<<<<
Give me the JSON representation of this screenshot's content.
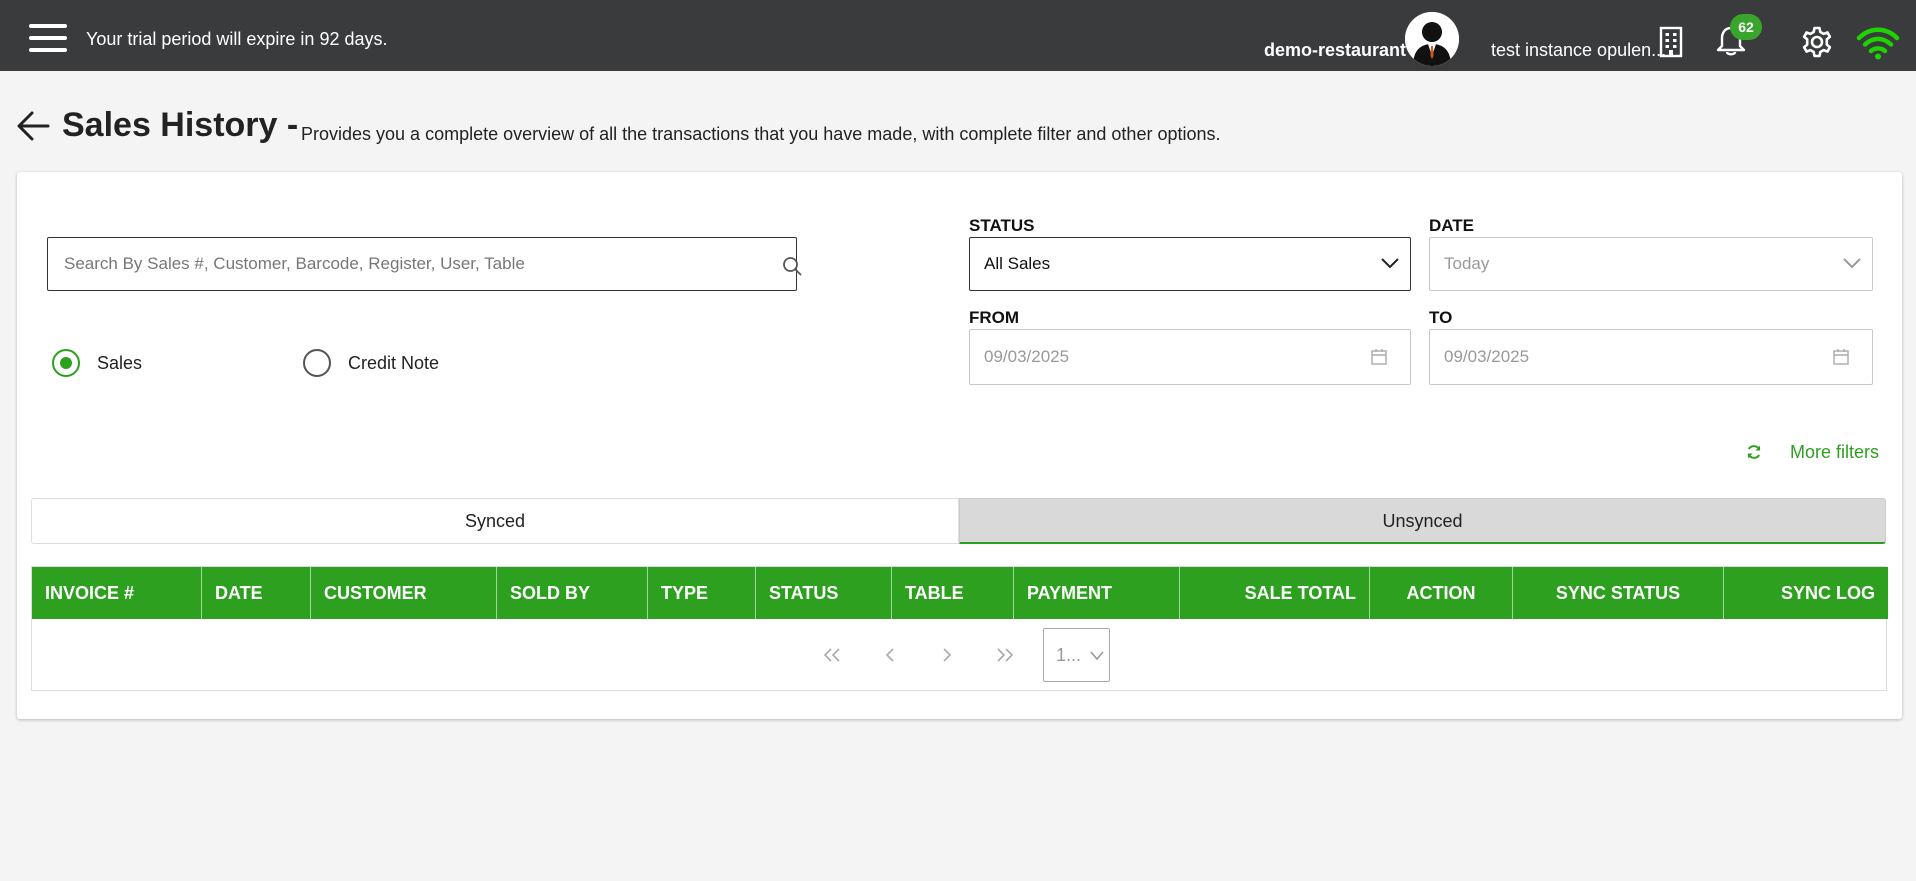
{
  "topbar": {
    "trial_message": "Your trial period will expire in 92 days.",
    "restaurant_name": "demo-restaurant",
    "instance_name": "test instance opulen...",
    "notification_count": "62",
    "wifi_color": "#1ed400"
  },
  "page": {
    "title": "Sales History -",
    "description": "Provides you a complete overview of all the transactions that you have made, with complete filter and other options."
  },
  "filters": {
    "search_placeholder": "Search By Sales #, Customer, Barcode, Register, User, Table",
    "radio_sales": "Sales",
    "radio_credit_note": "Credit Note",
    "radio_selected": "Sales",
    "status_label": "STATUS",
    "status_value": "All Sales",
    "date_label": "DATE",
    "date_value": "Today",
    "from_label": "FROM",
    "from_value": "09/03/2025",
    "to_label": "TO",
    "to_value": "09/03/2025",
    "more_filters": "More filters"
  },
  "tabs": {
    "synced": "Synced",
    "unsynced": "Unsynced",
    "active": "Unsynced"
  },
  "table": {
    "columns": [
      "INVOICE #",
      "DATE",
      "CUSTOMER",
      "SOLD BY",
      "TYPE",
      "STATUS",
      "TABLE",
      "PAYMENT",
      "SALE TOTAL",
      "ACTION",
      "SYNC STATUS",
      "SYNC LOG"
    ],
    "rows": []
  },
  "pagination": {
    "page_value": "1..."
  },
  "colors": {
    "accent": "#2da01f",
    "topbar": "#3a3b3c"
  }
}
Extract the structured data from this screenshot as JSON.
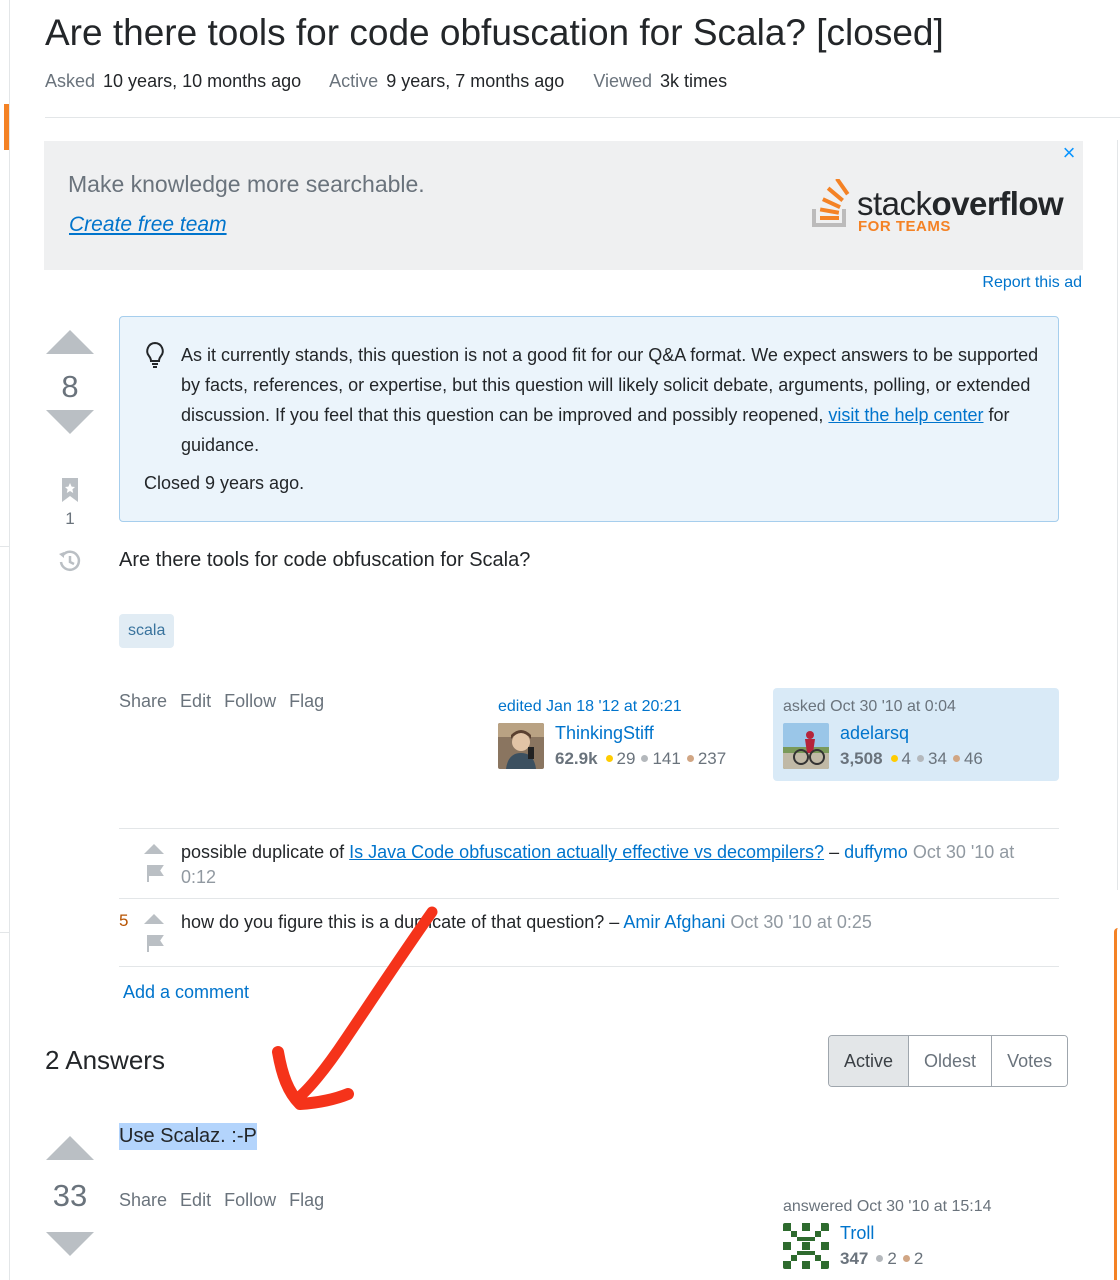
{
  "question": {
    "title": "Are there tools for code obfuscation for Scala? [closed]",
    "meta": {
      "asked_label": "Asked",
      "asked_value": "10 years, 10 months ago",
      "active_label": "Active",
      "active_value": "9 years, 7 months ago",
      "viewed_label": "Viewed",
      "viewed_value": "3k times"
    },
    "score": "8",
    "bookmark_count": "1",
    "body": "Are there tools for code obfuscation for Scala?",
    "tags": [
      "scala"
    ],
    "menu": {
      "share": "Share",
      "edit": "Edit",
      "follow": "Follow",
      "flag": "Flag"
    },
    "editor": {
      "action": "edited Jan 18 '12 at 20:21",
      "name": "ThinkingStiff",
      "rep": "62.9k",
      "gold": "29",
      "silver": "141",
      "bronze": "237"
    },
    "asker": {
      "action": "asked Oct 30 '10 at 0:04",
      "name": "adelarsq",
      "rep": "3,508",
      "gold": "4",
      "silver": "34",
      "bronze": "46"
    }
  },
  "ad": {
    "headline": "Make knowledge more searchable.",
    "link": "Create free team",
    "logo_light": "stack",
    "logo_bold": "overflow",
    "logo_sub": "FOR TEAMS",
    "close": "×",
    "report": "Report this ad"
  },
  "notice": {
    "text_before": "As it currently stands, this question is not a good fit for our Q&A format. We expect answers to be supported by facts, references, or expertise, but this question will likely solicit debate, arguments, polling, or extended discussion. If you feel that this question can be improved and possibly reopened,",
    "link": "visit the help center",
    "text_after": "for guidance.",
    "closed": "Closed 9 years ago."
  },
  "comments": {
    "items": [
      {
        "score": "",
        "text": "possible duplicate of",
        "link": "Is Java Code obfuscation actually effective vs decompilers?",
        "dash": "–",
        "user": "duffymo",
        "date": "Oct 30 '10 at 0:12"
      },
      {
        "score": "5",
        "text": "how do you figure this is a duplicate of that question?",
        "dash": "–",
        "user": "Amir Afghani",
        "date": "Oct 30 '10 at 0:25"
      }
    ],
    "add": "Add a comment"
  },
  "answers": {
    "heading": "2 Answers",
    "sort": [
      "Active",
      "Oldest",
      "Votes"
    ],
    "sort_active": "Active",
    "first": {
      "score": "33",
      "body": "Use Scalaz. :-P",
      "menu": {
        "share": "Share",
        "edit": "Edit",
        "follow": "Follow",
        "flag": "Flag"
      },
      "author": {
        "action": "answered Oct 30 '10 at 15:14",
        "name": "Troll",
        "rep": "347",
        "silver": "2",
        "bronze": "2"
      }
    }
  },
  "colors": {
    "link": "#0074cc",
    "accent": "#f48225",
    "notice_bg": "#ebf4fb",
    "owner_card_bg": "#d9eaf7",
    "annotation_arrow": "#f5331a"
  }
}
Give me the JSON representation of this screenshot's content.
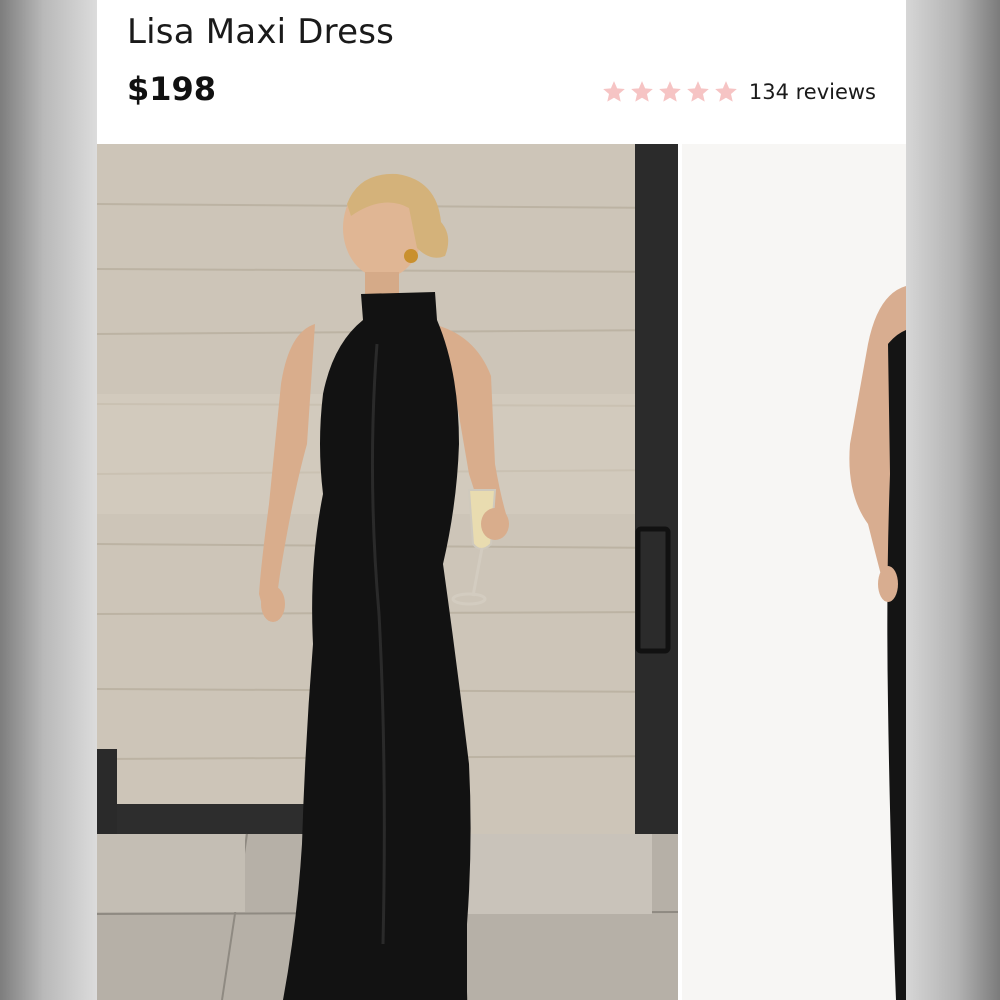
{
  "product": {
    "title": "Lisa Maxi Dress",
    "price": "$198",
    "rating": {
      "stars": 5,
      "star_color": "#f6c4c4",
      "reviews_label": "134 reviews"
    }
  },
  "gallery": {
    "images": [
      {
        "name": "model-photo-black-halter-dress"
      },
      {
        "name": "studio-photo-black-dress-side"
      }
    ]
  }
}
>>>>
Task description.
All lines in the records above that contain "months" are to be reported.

Output.
      "asked_value": "10 years, 10 months ago",
      "active_value": "9 years, 7 months ago",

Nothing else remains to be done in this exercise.